AURORA, ON, Nov. 22, 2011 /CNW/ - Impaired driving is a public safety
problem year-round but sadly the threat only worsens during the
holidays according to the Ontario Provincial Police (OPP).
The OPP is conducting its annual Festive R.I.D.E. (Reduce Impaired
Driving Everywhere) campaign from November 25, 2011 to January 1, 2012
and is reminding motorists that province-wide R.I.D.E. stops will be
highly-visible throughout the holiday season.
During last year's R.I.D.E. campaign (2010-2011), the OPP laid 308
impaired driving charges and issued 903 Warn Range and Administrative
Driver's License Suspensions.
Impaired driving continues to be the leading cause of criminal death in
Canada. As of mid-November (2011), 40 people have died in
alcohol-related collisions on OPP-patrolled roads and highways compared
to 75 this same time last year (2010). While the number is down
significantly this year, even one alcohol-related death is one too many
and motorists need to be more proactive in eliminating these
preventable fatalities altogether according to the OPP.
"Year after year, our Festive R.I.D.E. campaign proves effective in
taking impaired drivers off our roads. If you're drinking, come up
with a plan that involves not driving such as taking a cab, a bus or have a designated driver. Don't drink
and drive, don't let those who are drinking drive and be sure to report
those who do". - C/Supt. Don Bell, Commander, OPP Highway Safety
Thinking of refusing a breath test?
Think again. Motorists who refuse a breath test will be charged with a
criminal code offence and immediately have their driver's license
suspended for 90 days.
Think you can have a few drinks and be sure you'll blow under the legal
Think again. Drivers who blow in the Blood Alcohol Concentration (BAC)
"Warn Range" of .05 to .08 pose a danger to themselves and other road
users. If caught driving in the warn range, you will receive an

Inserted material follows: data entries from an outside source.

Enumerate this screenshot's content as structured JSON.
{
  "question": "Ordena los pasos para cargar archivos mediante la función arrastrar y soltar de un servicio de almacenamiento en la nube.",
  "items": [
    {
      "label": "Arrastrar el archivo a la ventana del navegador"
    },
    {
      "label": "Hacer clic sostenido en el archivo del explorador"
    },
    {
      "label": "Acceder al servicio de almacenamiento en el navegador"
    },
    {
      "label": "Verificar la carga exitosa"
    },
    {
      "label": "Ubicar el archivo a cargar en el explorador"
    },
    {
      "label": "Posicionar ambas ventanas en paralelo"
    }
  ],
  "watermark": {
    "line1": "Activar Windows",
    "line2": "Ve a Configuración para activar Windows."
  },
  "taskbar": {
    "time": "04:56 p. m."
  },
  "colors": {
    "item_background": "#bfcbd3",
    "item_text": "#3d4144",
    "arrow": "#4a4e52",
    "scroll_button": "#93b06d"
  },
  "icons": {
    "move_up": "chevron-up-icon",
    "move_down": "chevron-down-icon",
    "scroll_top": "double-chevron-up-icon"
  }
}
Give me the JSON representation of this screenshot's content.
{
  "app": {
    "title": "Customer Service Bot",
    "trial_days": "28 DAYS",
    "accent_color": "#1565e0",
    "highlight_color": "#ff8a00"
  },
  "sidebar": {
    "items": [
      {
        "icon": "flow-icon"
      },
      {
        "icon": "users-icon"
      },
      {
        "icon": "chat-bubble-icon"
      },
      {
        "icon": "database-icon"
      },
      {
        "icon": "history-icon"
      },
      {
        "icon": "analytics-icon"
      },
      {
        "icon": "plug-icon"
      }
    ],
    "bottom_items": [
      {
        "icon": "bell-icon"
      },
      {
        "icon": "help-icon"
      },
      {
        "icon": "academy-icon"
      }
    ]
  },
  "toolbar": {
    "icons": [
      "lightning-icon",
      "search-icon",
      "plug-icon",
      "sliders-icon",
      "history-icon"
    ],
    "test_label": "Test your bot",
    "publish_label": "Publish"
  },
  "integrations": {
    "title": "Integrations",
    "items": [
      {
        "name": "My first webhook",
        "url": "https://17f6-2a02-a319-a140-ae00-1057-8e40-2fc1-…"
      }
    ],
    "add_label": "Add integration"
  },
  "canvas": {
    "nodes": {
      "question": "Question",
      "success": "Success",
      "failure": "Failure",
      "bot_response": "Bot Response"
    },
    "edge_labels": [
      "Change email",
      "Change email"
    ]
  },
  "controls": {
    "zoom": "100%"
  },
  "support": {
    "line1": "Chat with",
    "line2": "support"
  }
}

immediate 3-day driver's licence suspension at the roadside and the
suspension period increases with subsequent offences to 7 then 30 days.

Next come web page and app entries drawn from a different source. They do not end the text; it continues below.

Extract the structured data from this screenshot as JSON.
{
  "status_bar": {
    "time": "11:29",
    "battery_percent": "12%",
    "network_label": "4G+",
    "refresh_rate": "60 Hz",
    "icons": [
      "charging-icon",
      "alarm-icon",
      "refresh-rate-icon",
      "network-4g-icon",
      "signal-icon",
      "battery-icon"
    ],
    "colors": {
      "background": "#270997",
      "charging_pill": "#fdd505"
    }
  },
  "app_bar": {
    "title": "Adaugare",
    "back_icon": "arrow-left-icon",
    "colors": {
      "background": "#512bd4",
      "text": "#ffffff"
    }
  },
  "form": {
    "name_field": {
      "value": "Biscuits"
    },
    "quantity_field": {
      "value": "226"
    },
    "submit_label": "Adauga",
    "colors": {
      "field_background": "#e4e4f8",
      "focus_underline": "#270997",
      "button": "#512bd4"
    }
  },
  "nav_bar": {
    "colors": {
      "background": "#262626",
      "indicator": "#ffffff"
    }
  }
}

Think your family and friends won't report a loved one or other driver
who takes to the wheel while impaired?
Think again. The last thing people want to deal with over the holidays
is the devastation of losing a loved one to an impaired driver. The

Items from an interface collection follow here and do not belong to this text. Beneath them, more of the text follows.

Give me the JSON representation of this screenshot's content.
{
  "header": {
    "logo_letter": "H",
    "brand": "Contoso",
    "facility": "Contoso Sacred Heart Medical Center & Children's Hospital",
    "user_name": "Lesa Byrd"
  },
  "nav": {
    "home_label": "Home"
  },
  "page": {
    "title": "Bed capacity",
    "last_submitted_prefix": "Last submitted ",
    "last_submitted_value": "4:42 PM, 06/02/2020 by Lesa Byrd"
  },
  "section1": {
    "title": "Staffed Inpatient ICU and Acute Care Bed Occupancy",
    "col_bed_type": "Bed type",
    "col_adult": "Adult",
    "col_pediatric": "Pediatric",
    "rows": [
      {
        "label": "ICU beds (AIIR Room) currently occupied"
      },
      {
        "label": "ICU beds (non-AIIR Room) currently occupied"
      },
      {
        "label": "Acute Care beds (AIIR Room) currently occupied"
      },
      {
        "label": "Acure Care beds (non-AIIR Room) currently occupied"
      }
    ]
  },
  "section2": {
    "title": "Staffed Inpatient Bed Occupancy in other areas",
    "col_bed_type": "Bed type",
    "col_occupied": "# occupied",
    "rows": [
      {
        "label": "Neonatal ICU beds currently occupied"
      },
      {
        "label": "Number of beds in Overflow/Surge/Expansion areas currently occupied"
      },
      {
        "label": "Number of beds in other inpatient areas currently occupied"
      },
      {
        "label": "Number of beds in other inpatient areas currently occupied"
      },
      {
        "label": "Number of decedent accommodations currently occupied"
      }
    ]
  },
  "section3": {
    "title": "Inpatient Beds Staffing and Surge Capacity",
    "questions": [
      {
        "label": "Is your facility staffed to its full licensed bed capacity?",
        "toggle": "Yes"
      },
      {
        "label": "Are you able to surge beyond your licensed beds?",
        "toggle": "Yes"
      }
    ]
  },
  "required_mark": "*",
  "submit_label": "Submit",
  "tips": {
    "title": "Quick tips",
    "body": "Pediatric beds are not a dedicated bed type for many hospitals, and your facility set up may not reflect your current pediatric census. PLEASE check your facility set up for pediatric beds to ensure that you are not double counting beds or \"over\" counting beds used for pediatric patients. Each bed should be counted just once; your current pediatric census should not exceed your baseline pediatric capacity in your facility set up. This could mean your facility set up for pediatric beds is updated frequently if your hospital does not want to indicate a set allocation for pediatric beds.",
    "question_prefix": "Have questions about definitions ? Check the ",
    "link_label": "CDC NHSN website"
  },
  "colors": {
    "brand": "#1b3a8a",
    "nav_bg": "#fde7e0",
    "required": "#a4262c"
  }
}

OPP is asking Ontarians to help them crack down on impaired drivers
this holiday season. If you suspect an impaired driver, call 9-1-1.
We Want to Hear From You
The OPP encourages the public to sign up and participate in our social
media discussions by following the links to our French and English
social media accounts posted on the front page of the OPP website. Give us your thoughts about impaired driving and show your support
for the officers who will be working around the clock to make sure that
you and your loved ones have safe and enjoyable holiday season.
Consequences of Drinking and Driving
Drinking and Driving - Get the Facts
Canada's Road Safety Strategy 2015
Strategy to Reduce Impaired Driving 2010
SOURCE Ontario Provincial Police
For further information:
| Contacts by OPP Region: |
| Highway Safety Division: || || Sergeant Dave Woodford || || Phone: (416) 553-5471 |
| Central Region: || || Constable Peter Leon || || Phone: (705) 329-7414 |
| Eastern Region: || || Sgt. Kristine Rae || || Phone: (613) 284-4557 |
| Northeast Region: || || Inspector Mark Andrews || || Phone: (705) 475-2600 |
| Northwest Region: || || Sergeant Shelley Garr || || Phone: (807) 473-2734 |
| Western Region: || || Sergeant Dave Rektor || || Phone: (519) 652-4156 |
| || || || || |
| www.opp.ca |
| Follow us on Twitter at: www.twitter.com/OPP_News |